cash at a good rate. It is much more difficult to change money, especially large sums, once in the Khumbu Valley. Please let your credit card company know you will be traveling so you can use your card (and not set off the fraud alert due to using the card in a foreign country)

Q How To Navigate Arrivals

Often just getting to Nepal can be the hardest part. Once you’re on the ground it’s time to relax. Upon exiting the plane walk to the left of the customs area and have your passport, photo, money, and visa form handy. You must pay for your visa first at the desk straight ahead and to the left before getting in the “Visa Upon Entry” line (far left of the large room). Purchase the $100, 90 day for Everest and Lhotse climbers or the $25, 30 day visa for trekkers and Lobuche climbers single entry Nepali visa.

Q How Should I Pack?

For the trip to base camp climbers will need to pack in two separate duffels: a base camp duffel and a trekking duffel. Climber’s base camp duffel will not be accessible while on the trek to Lobuche en route to base camp and should contain all of your climbing gear (crampons, axes, down suit etc) and items you won’t need until Lobuche.

Your trekking duffel will contain everything you will need for the trip to base camp including your trekking gear, rain gear, street clothes, and a light sleeping bag. Trekkers will have everything with them in one duffel. Please keep everything you will need with you such as medications and medical supplies. What will go in your trekking and base camp duffels will be covered in more detail in Kathmandu.

Pack an additional small lightweight duffel in your luggage to leave street, travel clothes and things you won’t need on the expedition at the hotel in Kathmandu

Q How safe is the food and water?

As in Kathmandu, once on the trail in to base camp it is highly recommended that you stick to treated rather than tap water. Properly boiled water is available in all the teahouses and bottled water is readily available in stores en route but to reduce the amount of trash and pollution in the valley we encourage you buying boiled or UV treated water from teahouses. You can also bring your own water treatment solution.

We will provide some teas and coffees at meal times but if you want sodas, bottled waters, specialty coffees, or drinks outside of meal times we ask that you purchase them yourself.

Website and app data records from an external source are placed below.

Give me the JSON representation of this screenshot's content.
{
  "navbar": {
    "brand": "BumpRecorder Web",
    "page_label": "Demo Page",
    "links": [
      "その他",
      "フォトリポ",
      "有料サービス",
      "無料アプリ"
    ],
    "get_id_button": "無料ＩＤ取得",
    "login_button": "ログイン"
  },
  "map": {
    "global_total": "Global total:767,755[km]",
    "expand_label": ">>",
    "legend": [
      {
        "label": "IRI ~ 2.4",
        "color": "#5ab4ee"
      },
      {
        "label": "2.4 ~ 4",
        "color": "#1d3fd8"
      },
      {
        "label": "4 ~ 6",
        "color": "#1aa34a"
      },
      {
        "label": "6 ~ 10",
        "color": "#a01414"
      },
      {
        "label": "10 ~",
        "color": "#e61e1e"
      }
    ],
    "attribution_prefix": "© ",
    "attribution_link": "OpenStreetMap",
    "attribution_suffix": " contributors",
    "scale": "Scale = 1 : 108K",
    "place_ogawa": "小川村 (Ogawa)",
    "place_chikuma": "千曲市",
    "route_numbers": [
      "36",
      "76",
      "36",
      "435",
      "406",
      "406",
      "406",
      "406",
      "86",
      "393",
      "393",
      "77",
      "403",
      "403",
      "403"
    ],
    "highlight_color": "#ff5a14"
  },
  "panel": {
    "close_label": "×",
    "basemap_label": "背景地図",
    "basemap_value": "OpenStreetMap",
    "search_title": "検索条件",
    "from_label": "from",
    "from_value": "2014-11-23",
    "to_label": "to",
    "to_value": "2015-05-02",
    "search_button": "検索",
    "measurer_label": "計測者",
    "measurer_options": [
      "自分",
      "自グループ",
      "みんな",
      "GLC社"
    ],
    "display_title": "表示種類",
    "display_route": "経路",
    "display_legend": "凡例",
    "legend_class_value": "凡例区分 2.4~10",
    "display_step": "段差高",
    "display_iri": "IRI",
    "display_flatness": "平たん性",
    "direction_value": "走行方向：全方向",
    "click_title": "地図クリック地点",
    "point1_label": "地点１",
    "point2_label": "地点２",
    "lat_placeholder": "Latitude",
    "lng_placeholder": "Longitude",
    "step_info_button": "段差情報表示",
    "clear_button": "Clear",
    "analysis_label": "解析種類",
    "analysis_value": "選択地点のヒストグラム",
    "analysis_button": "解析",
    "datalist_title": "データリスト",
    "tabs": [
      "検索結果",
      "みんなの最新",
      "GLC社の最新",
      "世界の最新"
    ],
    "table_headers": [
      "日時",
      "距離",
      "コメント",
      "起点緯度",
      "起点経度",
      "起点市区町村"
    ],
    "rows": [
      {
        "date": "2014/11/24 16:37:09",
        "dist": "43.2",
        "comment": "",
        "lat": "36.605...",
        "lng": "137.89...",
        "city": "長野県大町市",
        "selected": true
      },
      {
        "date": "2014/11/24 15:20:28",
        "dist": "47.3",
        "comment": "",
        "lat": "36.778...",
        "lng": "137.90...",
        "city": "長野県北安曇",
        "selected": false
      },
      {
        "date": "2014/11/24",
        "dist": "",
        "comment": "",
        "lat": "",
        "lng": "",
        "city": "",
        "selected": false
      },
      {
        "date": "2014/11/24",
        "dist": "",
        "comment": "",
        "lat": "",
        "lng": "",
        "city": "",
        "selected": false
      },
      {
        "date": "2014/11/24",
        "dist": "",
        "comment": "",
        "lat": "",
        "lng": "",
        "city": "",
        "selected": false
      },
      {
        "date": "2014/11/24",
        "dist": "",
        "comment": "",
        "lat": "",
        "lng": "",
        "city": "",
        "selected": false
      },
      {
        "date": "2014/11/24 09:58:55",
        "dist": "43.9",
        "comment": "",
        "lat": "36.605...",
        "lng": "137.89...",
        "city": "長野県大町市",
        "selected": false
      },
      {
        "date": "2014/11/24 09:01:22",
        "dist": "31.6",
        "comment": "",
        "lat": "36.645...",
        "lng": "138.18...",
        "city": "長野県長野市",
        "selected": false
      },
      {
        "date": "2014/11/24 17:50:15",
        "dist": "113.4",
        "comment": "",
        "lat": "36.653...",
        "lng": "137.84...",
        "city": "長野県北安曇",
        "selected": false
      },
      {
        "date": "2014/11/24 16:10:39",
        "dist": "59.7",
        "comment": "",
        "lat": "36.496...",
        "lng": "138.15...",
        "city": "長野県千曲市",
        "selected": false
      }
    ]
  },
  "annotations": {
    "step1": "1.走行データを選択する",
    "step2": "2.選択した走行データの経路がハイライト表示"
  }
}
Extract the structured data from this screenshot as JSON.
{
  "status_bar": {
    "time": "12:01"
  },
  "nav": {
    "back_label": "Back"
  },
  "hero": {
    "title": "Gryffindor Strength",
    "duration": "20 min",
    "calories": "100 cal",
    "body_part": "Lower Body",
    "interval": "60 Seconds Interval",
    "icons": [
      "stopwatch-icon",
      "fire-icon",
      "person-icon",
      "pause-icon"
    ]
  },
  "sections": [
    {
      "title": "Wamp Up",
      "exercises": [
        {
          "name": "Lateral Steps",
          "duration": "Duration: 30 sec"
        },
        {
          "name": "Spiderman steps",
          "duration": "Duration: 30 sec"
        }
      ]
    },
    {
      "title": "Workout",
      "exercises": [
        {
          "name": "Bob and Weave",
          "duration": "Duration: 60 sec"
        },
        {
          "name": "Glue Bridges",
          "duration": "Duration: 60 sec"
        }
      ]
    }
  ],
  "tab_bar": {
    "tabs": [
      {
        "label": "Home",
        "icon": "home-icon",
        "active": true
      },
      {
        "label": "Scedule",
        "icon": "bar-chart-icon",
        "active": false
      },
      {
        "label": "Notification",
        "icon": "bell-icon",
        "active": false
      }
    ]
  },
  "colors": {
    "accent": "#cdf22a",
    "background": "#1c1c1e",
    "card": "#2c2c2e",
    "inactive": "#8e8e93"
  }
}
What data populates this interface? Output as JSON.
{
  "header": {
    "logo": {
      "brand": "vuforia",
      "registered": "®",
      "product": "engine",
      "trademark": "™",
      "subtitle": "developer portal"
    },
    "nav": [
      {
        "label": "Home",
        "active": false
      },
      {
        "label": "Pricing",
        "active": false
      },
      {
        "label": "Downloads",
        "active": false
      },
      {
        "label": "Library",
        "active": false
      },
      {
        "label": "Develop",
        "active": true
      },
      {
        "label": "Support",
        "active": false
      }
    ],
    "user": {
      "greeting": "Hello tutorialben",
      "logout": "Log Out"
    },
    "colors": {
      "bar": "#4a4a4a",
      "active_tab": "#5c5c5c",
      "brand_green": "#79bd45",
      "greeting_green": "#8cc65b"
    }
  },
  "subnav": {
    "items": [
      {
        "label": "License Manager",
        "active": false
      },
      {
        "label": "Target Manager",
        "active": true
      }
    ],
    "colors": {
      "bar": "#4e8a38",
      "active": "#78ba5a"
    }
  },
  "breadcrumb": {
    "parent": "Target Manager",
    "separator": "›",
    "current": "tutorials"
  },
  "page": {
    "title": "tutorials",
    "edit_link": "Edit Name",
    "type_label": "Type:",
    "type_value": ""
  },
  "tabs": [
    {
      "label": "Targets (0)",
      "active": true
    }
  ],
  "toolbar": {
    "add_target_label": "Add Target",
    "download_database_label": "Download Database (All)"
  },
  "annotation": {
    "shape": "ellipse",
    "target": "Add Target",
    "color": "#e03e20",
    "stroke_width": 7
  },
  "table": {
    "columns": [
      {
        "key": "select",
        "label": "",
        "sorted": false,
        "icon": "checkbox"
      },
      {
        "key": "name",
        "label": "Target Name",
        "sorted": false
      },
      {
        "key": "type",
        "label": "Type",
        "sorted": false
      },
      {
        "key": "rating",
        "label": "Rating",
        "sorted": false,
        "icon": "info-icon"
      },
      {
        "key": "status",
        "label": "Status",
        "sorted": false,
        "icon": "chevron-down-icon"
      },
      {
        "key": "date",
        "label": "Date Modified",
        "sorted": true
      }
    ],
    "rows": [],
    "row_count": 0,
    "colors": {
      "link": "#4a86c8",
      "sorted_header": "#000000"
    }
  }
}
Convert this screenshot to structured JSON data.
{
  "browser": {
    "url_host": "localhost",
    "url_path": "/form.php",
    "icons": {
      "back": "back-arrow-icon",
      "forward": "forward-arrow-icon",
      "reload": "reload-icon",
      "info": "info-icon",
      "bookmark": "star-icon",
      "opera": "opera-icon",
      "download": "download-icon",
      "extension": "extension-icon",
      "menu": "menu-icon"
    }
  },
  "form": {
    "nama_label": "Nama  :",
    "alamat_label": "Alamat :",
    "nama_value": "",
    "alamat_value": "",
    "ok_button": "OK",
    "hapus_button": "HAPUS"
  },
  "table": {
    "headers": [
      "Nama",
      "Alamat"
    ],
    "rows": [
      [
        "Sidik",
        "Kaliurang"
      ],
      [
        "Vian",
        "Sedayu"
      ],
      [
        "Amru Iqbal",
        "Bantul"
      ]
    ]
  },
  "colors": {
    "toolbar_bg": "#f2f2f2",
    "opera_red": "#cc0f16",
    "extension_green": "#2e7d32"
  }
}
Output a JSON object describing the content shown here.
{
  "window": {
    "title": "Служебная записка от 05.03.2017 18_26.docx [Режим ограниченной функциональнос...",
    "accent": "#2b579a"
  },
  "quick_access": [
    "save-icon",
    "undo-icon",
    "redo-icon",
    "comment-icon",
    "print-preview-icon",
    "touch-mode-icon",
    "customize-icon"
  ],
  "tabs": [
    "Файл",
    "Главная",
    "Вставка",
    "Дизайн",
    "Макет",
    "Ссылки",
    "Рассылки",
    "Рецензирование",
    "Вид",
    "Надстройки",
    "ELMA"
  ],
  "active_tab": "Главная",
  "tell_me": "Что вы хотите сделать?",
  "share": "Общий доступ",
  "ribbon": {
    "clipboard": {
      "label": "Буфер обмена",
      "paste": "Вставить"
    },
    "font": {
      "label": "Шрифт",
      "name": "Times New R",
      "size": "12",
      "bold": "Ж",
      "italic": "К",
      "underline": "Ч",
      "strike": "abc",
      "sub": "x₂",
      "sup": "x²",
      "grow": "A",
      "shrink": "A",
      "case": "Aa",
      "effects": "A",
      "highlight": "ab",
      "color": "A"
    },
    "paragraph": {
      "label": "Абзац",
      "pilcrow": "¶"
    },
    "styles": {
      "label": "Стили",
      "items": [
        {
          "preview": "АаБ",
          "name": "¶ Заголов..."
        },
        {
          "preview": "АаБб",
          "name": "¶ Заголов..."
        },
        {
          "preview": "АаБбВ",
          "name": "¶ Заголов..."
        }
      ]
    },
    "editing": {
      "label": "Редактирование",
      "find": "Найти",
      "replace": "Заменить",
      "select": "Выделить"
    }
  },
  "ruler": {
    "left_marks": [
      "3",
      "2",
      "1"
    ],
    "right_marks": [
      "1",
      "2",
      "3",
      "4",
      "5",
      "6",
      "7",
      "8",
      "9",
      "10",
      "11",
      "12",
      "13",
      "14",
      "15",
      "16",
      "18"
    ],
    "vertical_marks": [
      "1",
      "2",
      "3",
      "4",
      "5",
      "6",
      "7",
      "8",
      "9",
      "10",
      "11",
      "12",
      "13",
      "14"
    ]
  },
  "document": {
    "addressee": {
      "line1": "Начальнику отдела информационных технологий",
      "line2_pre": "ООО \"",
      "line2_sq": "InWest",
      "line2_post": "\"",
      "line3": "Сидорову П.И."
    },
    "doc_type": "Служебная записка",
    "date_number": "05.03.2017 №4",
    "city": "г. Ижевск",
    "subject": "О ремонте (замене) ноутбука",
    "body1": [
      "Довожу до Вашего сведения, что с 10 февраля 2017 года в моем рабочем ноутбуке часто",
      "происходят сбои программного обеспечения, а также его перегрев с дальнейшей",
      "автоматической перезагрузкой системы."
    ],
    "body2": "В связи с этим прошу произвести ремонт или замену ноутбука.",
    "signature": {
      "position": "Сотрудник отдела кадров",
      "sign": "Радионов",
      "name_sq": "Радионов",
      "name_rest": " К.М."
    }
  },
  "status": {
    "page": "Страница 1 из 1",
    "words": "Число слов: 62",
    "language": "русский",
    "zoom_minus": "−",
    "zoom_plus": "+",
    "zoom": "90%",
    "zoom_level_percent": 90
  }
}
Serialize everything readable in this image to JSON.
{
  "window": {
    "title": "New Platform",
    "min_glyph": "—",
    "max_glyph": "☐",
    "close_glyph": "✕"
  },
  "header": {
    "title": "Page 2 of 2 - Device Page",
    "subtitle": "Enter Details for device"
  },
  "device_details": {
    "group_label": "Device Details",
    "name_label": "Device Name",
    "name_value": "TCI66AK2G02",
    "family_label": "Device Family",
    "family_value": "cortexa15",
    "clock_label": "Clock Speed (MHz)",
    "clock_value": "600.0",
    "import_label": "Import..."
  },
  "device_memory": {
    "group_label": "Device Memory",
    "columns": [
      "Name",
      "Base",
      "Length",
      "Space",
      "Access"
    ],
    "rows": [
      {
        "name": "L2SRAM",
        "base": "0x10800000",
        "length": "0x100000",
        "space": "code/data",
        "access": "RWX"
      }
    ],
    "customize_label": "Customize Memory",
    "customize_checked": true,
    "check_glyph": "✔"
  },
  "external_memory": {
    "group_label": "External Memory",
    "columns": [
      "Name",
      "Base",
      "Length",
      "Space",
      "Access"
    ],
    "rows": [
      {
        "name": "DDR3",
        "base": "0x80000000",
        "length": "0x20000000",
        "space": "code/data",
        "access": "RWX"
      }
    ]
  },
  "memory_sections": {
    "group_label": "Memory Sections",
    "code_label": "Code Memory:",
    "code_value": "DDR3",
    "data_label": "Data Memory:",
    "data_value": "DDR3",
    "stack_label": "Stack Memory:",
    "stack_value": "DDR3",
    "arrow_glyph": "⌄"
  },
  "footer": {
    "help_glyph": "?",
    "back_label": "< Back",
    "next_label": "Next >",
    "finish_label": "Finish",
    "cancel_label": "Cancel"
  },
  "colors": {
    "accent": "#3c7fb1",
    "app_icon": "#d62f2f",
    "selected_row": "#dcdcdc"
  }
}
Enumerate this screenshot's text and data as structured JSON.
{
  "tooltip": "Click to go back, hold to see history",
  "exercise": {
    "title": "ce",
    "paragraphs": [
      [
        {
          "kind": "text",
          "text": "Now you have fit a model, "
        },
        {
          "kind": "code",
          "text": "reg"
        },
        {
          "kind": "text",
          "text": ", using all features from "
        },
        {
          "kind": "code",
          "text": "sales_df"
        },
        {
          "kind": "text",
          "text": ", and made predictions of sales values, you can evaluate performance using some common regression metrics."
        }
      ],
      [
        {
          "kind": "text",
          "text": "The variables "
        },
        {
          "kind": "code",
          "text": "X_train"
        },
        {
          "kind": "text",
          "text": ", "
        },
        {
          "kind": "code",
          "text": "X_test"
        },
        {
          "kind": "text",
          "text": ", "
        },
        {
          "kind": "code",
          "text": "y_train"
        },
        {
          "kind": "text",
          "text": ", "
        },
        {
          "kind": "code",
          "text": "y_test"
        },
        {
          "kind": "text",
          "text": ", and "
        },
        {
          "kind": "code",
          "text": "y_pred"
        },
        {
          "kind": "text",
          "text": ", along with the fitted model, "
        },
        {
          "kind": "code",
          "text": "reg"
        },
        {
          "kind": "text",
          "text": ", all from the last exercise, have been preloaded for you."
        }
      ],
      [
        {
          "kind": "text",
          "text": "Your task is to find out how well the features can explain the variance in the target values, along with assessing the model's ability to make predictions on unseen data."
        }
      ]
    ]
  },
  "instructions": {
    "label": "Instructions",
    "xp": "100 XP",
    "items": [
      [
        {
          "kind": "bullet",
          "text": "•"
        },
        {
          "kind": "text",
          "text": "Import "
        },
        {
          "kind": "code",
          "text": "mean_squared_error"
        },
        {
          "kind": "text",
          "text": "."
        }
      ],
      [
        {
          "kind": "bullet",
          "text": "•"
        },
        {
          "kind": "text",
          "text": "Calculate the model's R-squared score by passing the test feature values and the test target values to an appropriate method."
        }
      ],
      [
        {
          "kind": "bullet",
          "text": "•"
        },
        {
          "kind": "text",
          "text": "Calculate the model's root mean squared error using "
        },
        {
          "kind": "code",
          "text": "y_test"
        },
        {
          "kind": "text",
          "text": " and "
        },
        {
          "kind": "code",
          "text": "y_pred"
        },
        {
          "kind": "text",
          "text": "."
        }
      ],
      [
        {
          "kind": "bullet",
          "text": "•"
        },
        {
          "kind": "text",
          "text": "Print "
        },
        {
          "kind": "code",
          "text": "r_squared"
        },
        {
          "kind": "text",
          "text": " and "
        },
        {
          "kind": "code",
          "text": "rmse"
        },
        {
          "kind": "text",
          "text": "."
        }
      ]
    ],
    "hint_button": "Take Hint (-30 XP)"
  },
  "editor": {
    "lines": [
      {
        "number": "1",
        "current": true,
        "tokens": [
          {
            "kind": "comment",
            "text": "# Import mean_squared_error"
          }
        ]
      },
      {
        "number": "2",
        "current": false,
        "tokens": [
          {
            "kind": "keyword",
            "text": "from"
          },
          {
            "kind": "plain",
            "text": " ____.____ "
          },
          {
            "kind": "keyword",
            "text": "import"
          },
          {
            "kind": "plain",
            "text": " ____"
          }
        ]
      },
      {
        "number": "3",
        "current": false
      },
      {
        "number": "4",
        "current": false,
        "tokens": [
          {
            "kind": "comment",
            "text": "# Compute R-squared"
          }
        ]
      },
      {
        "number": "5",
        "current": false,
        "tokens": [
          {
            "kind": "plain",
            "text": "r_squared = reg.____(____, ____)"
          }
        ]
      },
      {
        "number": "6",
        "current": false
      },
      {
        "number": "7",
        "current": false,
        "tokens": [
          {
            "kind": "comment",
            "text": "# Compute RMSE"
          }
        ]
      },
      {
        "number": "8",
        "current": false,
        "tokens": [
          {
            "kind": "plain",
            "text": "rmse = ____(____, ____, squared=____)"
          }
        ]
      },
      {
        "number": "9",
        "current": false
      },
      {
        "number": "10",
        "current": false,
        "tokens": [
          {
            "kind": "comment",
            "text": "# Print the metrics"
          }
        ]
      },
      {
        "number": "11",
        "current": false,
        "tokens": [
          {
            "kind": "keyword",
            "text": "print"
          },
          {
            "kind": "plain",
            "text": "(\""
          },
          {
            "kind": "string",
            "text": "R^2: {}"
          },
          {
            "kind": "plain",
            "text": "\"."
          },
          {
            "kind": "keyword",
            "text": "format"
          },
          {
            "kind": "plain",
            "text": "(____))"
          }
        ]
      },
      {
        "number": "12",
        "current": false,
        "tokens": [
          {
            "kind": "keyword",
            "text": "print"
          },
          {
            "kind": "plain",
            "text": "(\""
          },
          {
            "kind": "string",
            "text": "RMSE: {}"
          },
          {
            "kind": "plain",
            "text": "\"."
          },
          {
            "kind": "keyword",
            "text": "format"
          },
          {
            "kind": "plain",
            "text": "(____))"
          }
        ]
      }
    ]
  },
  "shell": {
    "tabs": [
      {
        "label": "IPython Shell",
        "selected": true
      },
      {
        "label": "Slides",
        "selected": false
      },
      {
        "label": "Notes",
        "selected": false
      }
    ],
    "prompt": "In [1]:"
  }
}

Nepal isn’t known for its cuisine. The food on the trek to base camp can become a bit monotonous but it’s energy dense and fufilling. Asian inspired, there is a lot of fried rice, rice based meals, soups, omlettes etc. Stick to meals where the food is obviously local and sourced from the valley. We stay in reputable teahouses who have a good understanding of food hygiene so our climbers and trekkers rarely get sick. It’s ok and somewhat expected to get a slightly upset tummy as you’ll be eating food that is different to what you are used to.

At Base Camp, we have our own chefs who are incredible and take every precaution, in a full catering kitchen. They also cook Western foods, have fresh food including fruit, vegetables and meat resupplied regularly and serve a good variety. CTSS is known to have the best food on the mountain and given where in the world we are, that’s a remarkable feat.